*** Provided material Section Begins ***
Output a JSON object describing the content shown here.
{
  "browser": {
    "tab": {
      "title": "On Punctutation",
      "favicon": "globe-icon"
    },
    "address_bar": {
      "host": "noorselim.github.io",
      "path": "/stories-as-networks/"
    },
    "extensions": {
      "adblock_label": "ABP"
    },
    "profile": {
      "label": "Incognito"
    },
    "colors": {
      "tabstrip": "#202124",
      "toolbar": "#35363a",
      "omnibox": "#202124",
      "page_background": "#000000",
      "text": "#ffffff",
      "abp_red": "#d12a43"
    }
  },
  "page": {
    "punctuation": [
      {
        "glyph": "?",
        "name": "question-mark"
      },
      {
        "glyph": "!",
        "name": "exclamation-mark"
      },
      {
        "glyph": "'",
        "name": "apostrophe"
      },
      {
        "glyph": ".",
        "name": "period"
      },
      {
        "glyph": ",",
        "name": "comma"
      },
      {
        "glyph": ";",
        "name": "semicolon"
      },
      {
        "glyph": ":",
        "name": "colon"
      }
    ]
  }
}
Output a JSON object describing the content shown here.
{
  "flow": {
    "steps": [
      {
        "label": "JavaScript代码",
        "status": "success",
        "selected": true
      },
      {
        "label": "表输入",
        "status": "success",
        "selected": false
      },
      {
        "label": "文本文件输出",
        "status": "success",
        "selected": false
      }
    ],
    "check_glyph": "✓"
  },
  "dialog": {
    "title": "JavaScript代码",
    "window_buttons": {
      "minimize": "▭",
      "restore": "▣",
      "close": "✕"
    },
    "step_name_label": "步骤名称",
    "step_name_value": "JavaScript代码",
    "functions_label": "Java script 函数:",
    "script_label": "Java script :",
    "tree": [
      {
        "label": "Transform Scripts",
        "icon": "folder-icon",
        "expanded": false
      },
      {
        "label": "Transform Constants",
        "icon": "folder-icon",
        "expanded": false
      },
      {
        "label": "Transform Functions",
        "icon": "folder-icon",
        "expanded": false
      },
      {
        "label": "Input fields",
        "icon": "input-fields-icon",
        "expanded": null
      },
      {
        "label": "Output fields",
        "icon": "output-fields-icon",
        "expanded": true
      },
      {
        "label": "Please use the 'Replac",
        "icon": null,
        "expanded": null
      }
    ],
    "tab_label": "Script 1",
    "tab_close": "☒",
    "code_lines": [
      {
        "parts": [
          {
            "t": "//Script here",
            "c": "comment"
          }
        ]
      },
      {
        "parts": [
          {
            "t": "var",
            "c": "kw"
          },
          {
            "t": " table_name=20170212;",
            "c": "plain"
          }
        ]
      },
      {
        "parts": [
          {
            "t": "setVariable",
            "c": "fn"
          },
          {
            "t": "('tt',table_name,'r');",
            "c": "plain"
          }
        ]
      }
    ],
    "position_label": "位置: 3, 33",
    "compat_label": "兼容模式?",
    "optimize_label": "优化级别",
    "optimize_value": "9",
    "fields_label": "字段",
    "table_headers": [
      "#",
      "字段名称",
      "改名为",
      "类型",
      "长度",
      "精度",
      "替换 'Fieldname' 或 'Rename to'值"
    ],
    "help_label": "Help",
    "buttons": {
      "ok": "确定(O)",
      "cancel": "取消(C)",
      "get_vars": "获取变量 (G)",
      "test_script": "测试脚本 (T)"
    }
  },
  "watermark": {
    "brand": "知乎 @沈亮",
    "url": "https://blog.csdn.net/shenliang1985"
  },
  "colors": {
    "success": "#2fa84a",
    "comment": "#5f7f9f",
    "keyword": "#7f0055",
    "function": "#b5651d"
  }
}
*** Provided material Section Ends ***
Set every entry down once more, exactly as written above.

Output a JSON object describing the content shown here.
{
  "browser": {
    "tab": {
      "title": "On Punctutation",
      "favicon": "globe-icon"
    },
    "address_bar": {
      "host": "noorselim.github.io",
      "path": "/stories-as-networks/"
    },
    "extensions": {
      "adblock_label": "ABP"
    },
    "profile": {
      "label": "Incognito"
    },
    "colors": {
      "tabstrip": "#202124",
      "toolbar": "#35363a",
      "omnibox": "#202124",
      "page_background": "#000000",
      "text": "#ffffff",
      "abp_red": "#d12a43"
    }
  },
  "page": {
    "punctuation": [
      {
        "glyph": "?",
        "name": "question-mark"
      },
      {
        "glyph": "!",
        "name": "exclamation-mark"
      },
      {
        "glyph": "'",
        "name": "apostrophe"
      },
      {
        "glyph": ".",
        "name": "period"
      },
      {
        "glyph": ",",
        "name": "comma"
      },
      {
        "glyph": ";",
        "name": "semicolon"
      },
      {
        "glyph": ":",
        "name": "colon"
      }
    ]
  }
}
Output a JSON object describing the content shown here.
{
  "flow": {
    "steps": [
      {
        "label": "JavaScript代码",
        "status": "success",
        "selected": true
      },
      {
        "label": "表输入",
        "status": "success",
        "selected": false
      },
      {
        "label": "文本文件输出",
        "status": "success",
        "selected": false
      }
    ],
    "check_glyph": "✓"
  },
  "dialog": {
    "title": "JavaScript代码",
    "window_buttons": {
      "minimize": "▭",
      "restore": "▣",
      "close": "✕"
    },
    "step_name_label": "步骤名称",
    "step_name_value": "JavaScript代码",
    "functions_label": "Java script 函数:",
    "script_label": "Java script :",
    "tree": [
      {
        "label": "Transform Scripts",
        "icon": "folder-icon",
        "expanded": false
      },
      {
        "label": "Transform Constants",
        "icon": "folder-icon",
        "expanded": false
      },
      {
        "label": "Transform Functions",
        "icon": "folder-icon",
        "expanded": false
      },
      {
        "label": "Input fields",
        "icon": "input-fields-icon",
        "expanded": null
      },
      {
        "label": "Output fields",
        "icon": "output-fields-icon",
        "expanded": true
      },
      {
        "label": "Please use the 'Replac",
        "icon": null,
        "expanded": null
      }
    ],
    "tab_label": "Script 1",
    "tab_close": "☒",
    "code_lines": [
      {
        "parts": [
          {
            "t": "//Script here",
            "c": "comment"
          }
        ]
      },
      {
        "parts": [
          {
            "t": "var",
            "c": "kw"
          },
          {
            "t": " table_name=20170212;",
            "c": "plain"
          }
        ]
      },
      {
        "parts": [
          {
            "t": "setVariable",
            "c": "fn"
          },
          {
            "t": "('tt',table_name,'r');",
            "c": "plain"
          }
        ]
      }
    ],
    "position_label": "位置: 3, 33",
    "compat_label": "兼容模式?",
    "optimize_label": "优化级别",
    "optimize_value": "9",
    "fields_label": "字段",
    "table_headers": [
      "#",
      "字段名称",
      "改名为",
      "类型",
      "长度",
      "精度",
      "替换 'Fieldname' 或 'Rename to'值"
    ],
    "help_label": "Help",
    "buttons": {
      "ok": "确定(O)",
      "cancel": "取消(C)",
      "get_vars": "获取变量 (G)",
      "test_script": "测试脚本 (T)"
    }
  },
  "watermark": {
    "brand": "知乎 @沈亮",
    "url": "https://blog.csdn.net/shenliang1985"
  },
  "colors": {
    "success": "#2fa84a",
    "comment": "#5f7f9f",
    "keyword": "#7f0055",
    "function": "#b5651d"
  }
}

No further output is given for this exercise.